With so much private equity activity put on hold by Covid-19, 2021 could set fundraising and secondary records.
By Q2 of this year, PE net asset values were just a hair’s breadth from pre-crisis levels. By the end of Q3, both net asset values and prices for PE funds sold on the secondary market were above pre-crisis marks (see first graph on p. 1). The overall economic recovery from Covid-19 may well prove grinding and slow, but so far the rebound for private equity is V-shaped. The 9-months it’s taken for two of the most important indicators of private equity’s health to soar past pre-Covid 19 highs compares to a 24-month recovery from the lows of the global financial crisis (more on the GFC in our June Market Analysis).
PE fundraising has held up remarkably well with $720 billion raised for a broad range of PE strategies in 2020, according to our preliminary estimates (see second graph on p. 1). That’s some 10 percent below last year’s level and just 5 percent below the average for the previous five years, a period of fundraising success without equal. A disproportionate percentage of commitments went to large, brand-name groups, representing a flight to the familiar at a time when due diligencing managers has been sharply curtailed by travel restrictions.
But the exceptional capacity of smaller, usually more specialized managers to respond rapidly to the pandemic’s challenges and to take advantage of short windows of buying opportunity, has been recognized by investors (see our roundtable on p. 3). The relative dearth of commitments to smaller managers and the growing divide between the record purchase price multiples for large-cap firms – highly influenced by sky-high values for publicly-quoted comparables – and relative bargains among more cash-strapped mid- and small-cap firms is heralding a significant fundraising swing – already noticeable in this year’s fourth quarter – to smaller, more specialized managers in 2021.
In PE, the economic uncertainties tied to Covid-19 have arguably taken their largest toll in the pace of realized investments. As PE groups stepped back from portfolio company sales processes, evaluated the vulnerabilities of their portfolio companies and shored up their finances, the number of exits dropped sharply.
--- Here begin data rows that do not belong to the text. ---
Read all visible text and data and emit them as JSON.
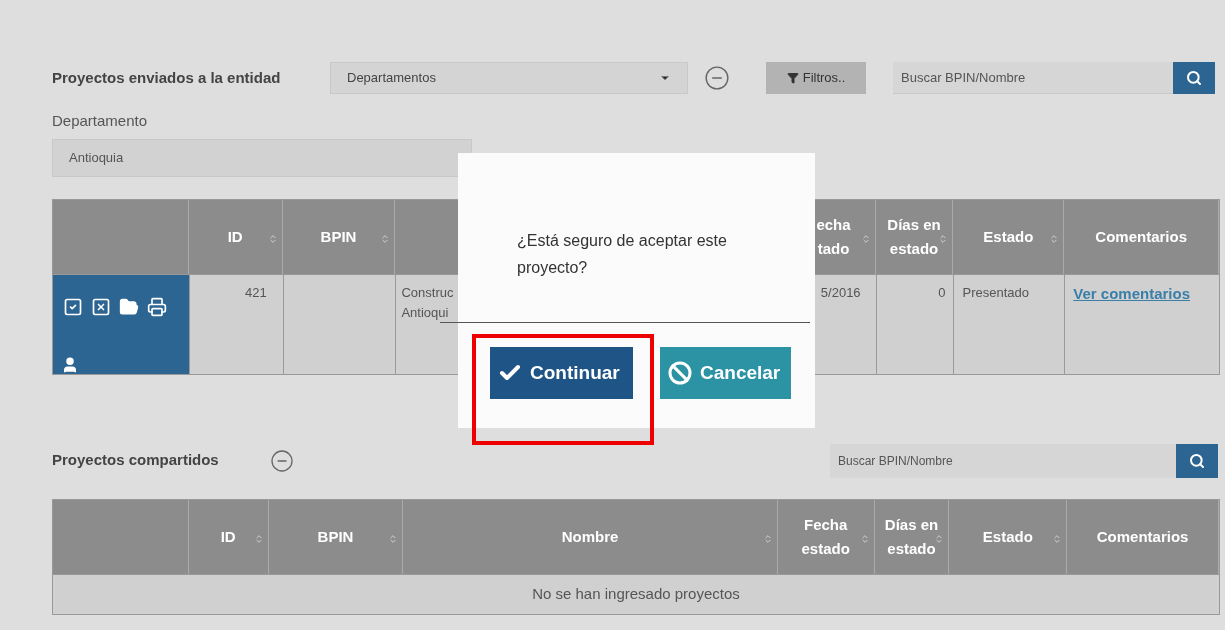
{
  "sent_section": {
    "title": "Proyectos enviados a la entidad",
    "dropdown_value": "Departamentos",
    "filter_button": "Filtros..",
    "search_placeholder": "Buscar BPIN/Nombre",
    "department_label": "Departamento",
    "department_value": "Antioquia",
    "columns": [
      {},
      {
        "lines": [
          "ID"
        ],
        "sortable": true
      },
      {
        "lines": [
          "BPIN"
        ],
        "sortable": true
      },
      {},
      {
        "lines": [
          "echa",
          "tado"
        ],
        "sortable": true
      },
      {
        "lines": [
          "Días en",
          "estado"
        ],
        "sortable": true
      },
      {
        "lines": [
          "Estado"
        ],
        "sortable": true
      },
      {
        "lines": [
          "Comentarios"
        ]
      }
    ],
    "rows": [
      {
        "id": "421",
        "bpin": "",
        "name_lines": [
          "Construc",
          "Antioqui"
        ],
        "date": "5/2016",
        "days": "0",
        "status": "Presentado",
        "comments_link": "Ver comentarios"
      }
    ]
  },
  "shared_section": {
    "title": "Proyectos compartidos",
    "search_placeholder": "Buscar BPIN/Nombre",
    "columns": [
      {},
      {
        "lines": [
          "ID"
        ],
        "sortable": true
      },
      {
        "lines": [
          "BPIN"
        ],
        "sortable": true
      },
      {
        "lines": [
          "Nombre"
        ],
        "sortable": true
      },
      {
        "lines": [
          "Fecha",
          "estado"
        ],
        "sortable": true
      },
      {
        "lines": [
          "Días en",
          "estado"
        ],
        "sortable": true
      },
      {
        "lines": [
          "Estado"
        ],
        "sortable": true
      },
      {
        "lines": [
          "Comentarios"
        ]
      }
    ],
    "empty_message": "No se han ingresado proyectos"
  },
  "dialog": {
    "message": "¿Está seguro de aceptar este proyecto?",
    "buttons": [
      {
        "kind": "confirm",
        "label": "Continuar",
        "highlighted": true
      },
      {
        "kind": "cancel",
        "label": "Cancelar",
        "highlighted": false
      }
    ]
  }
}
At the same time, purchases continued apace, particularly as larger companies sold off divisions, and mid-sized and smaller companies welcomed transactions as a means to bulk up both equity and debt financing in the face
of the crisis. The result: capital distributions to PE investors from portfolio company sales this year fell below capital calls to finance new investments for the first time since 2011 (see third graph on p. 1), leaving many PE programs cash negative.
With many investors eager to increase allocations to PE and economic challenges in many sectors and regions likely to open up exceptionally attractive buying opportunities, the distribution/call mismatch could leave some short of capital just when they want to overweight private equity. Net-cash negative positions for many programs should, however, provide impetus for portfolio cleanups using the secondary market.
With PE fund net asset values rising to 106 percent of the pre-crisis mark after a relatively modest 8 percent write down in Q1, and certainties growing regarding sustained monetary and fiscal support for economies and effective vaccines, volume in the secondary market
soared to $50 billion in H2, following an H1 total of $21 billion. But in 2020, for the first time a majority (52 percent) of annual secondary market volume was accounted for by GP-led deals. They put large sums to work in one go in a market with few LP-stake offerings. Total volume of $71 billion in 2020 trails last year’s record of $83 billion, when 36 percent of deals were GP-led.
Attractive pricing for sellers in a number of categories, in particular large leveraged buyout funds – currently at 96 percent of net asset value, just shy of the 98 percent five-year annual average – (see graph 4 on p. 1) should lead to a resurgence in LP-stake sales in 2021,
very possibly a new volume record for secondaries, and fresh cash for primary commitments, which may also rise to record levels. Even heavily out of favor sectors – notably energy, where Triago has seen no secondary sales in H2 2020 – are likely to get a relative boost over the coming year as specialists and the secondary pockets of funds-of-funds seek to deploy $153 billion in unspent capital earmarked for secondaries.